Fibrinopurulent exudate can be seen in the tubal lumen.
Here is a different case of pyosalpinyx. Often, the tubal plicae may fuse and distort normal anatomy.
The tubal lamina propria is almost entirely replaced by a dense infiltrate of neutrophils.
Pelvic inflammatory disease (PID) is commonly caused by gonococcal and chlamydial organisms. Other than these STDs, PID can also occur after delivery or abortions (puerperal fever), which are usually polymicrobial infections and include staphylococi, streptococci, Clostrium and enteric organisms. Infection will ascend from the lower female genital tract into the cervix and upwards into the fallopian tube and ovaries.1

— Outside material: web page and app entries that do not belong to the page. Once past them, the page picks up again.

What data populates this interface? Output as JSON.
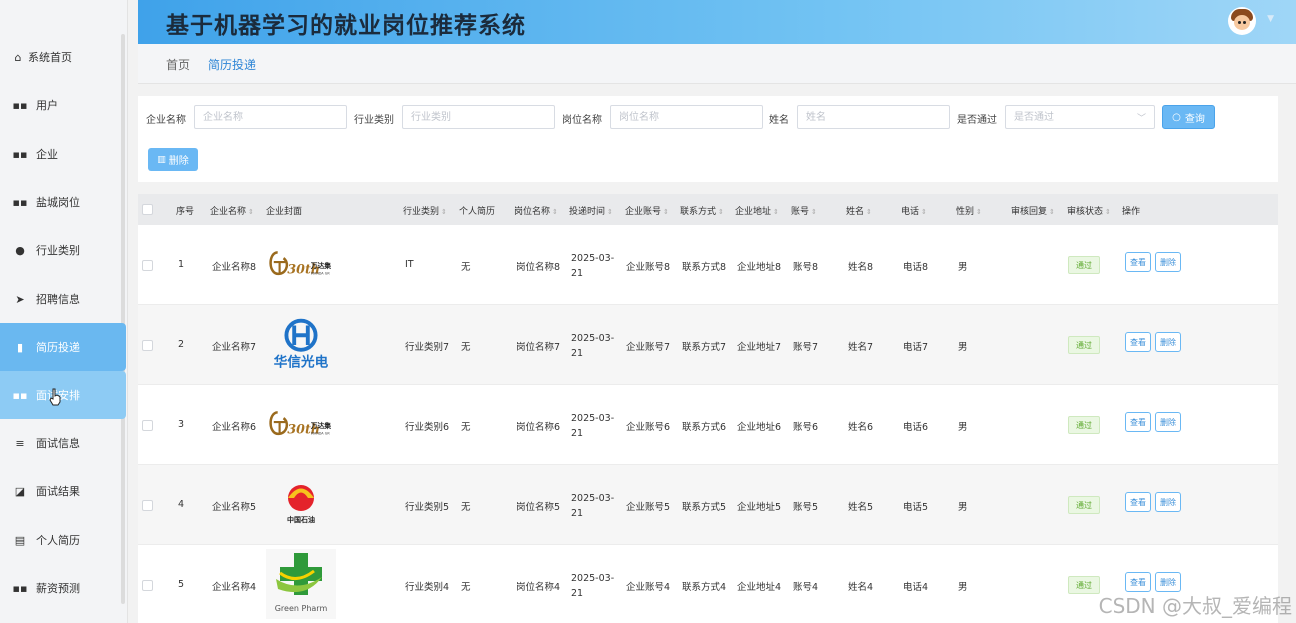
{
  "app": {
    "title": "基于机器学习的就业岗位推荐系统"
  },
  "sidebar": {
    "items": [
      {
        "label": "系统首页",
        "icon": "home-icon"
      },
      {
        "label": "用户",
        "icon": "grid-icon"
      },
      {
        "label": "企业",
        "icon": "grid-icon"
      },
      {
        "label": "盐城岗位",
        "icon": "grid-icon"
      },
      {
        "label": "行业类别",
        "icon": "location-pin-icon"
      },
      {
        "label": "招聘信息",
        "icon": "send-icon"
      },
      {
        "label": "简历投递",
        "icon": "bar-chart-icon"
      },
      {
        "label": "面试安排",
        "icon": "grid-icon"
      },
      {
        "label": "面试信息",
        "icon": "sliders-icon"
      },
      {
        "label": "面试结果",
        "icon": "line-chart-icon"
      },
      {
        "label": "个人简历",
        "icon": "clipboard-icon"
      },
      {
        "label": "薪资预测",
        "icon": "grid-icon"
      }
    ]
  },
  "breadcrumb": {
    "home": "首页",
    "current": "简历投递"
  },
  "filter": {
    "company_label": "企业名称",
    "company_placeholder": "企业名称",
    "industry_label": "行业类别",
    "industry_placeholder": "行业类别",
    "position_label": "岗位名称",
    "position_placeholder": "岗位名称",
    "name_label": "姓名",
    "name_placeholder": "姓名",
    "passed_label": "是否通过",
    "passed_placeholder": "是否通过",
    "query_button": "查询",
    "delete_button": "删除"
  },
  "table": {
    "headers": {
      "index": "序号",
      "company": "企业名称",
      "cover": "企业封面",
      "industry": "行业类别",
      "resume": "个人简历",
      "position": "岗位名称",
      "time": "投递时间",
      "account": "企业账号",
      "contact": "联系方式",
      "address": "企业地址",
      "user": "账号",
      "name": "姓名",
      "phone": "电话",
      "gender": "性别",
      "reply": "审核回复",
      "status": "审核状态",
      "ops": "操作"
    },
    "rows": [
      {
        "index": "1",
        "company": "企业名称8",
        "logo": "wanda",
        "industry": "IT",
        "resume": "无",
        "position": "岗位名称8",
        "time": "2025-03-21",
        "account": "企业账号8",
        "contact": "联系方式8",
        "address": "企业地址8",
        "user": "账号8",
        "name": "姓名8",
        "phone": "电话8",
        "gender": "男",
        "status": "通过",
        "view": "查看",
        "del": "删除"
      },
      {
        "index": "2",
        "company": "企业名称7",
        "logo": "huaxin",
        "industry": "行业类别7",
        "resume": "无",
        "position": "岗位名称7",
        "time": "2025-03-21",
        "account": "企业账号7",
        "contact": "联系方式7",
        "address": "企业地址7",
        "user": "账号7",
        "name": "姓名7",
        "phone": "电话7",
        "gender": "男",
        "status": "通过",
        "view": "查看",
        "del": "删除"
      },
      {
        "index": "3",
        "company": "企业名称6",
        "logo": "wanda",
        "industry": "行业类别6",
        "resume": "无",
        "position": "岗位名称6",
        "time": "2025-03-21",
        "account": "企业账号6",
        "contact": "联系方式6",
        "address": "企业地址6",
        "user": "账号6",
        "name": "姓名6",
        "phone": "电话6",
        "gender": "男",
        "status": "通过",
        "view": "查看",
        "del": "删除"
      },
      {
        "index": "4",
        "company": "企业名称5",
        "logo": "petrochina",
        "industry": "行业类别5",
        "resume": "无",
        "position": "岗位名称5",
        "time": "2025-03-21",
        "account": "企业账号5",
        "contact": "联系方式5",
        "address": "企业地址5",
        "user": "账号5",
        "name": "姓名5",
        "phone": "电话5",
        "gender": "男",
        "status": "通过",
        "view": "查看",
        "del": "删除"
      },
      {
        "index": "5",
        "company": "企业名称4",
        "logo": "greenpharm",
        "industry": "行业类别4",
        "resume": "无",
        "position": "岗位名称4",
        "time": "2025-03-21",
        "account": "企业账号4",
        "contact": "联系方式4",
        "address": "企业地址4",
        "user": "账号4",
        "name": "姓名4",
        "phone": "电话4",
        "gender": "男",
        "status": "通过",
        "view": "查看",
        "del": "删除"
      }
    ]
  },
  "logos": {
    "wanda_text": "万达集",
    "wanda_sub": "WANDA GR",
    "wanda_num": "30th",
    "huaxin_text": "华信光电",
    "petrochina_text": "中国石油",
    "greenpharm_text": "Green Pharm"
  },
  "watermark": "CSDN @大叔_爱编程"
}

Sequelae of PID include acute suppurative salpingitis, salpingo-oophoritis, pyosalpinx, tubo-ovarian abscess and hydrosalpinx. In tubo-ovarian abscess, a vigorous acute and chronic inflammatory infiltrate is seen, with surrounding edema and hemorrhage. In both the gross and microscopic specimens, the tube and fimbriae may be plastered against the ovary (due to adhesions and exudate) and obscuring normal anatomic landmarks.2
Symptoms are those seen in pelvic inflammatory disease and include pelvic pain, cervical motion tenderness, fever, leukocytosis and vaginal discharge. If the abscess is large, a palpable mass may be present in the adnexa. The diagnosis is typically made by pelvic ultrasound.
Treatment is accomplished with broad spectrum IV antibiotics on an inpatient basis until the patient is remote from febrile episodes. Oftentimes patients will require percutaneous drainage with interventional radiology assistance. Another option is for surgical removal of the infected tissues though this is often very complicated due to pelvic reactive changes, and is often a last resort.
PID is a common cause of female infertility as well as chronic pelvic pain. Fulminant infections may lead to sepsis and death if untreated.
1 Kumar V, Abbas AK, Fausto N. Robbins and Cotran Pathologic Basis of Disease. 7th Ed. Philadelphia, PA: Elsevier; 2005: 1064.
2 Nucci MR, Oliva Esther. Gynecologic Pathology: Foundations in Diagnostic Pathology. Philadelphia, PA: Elsevier: 2009: 390-1.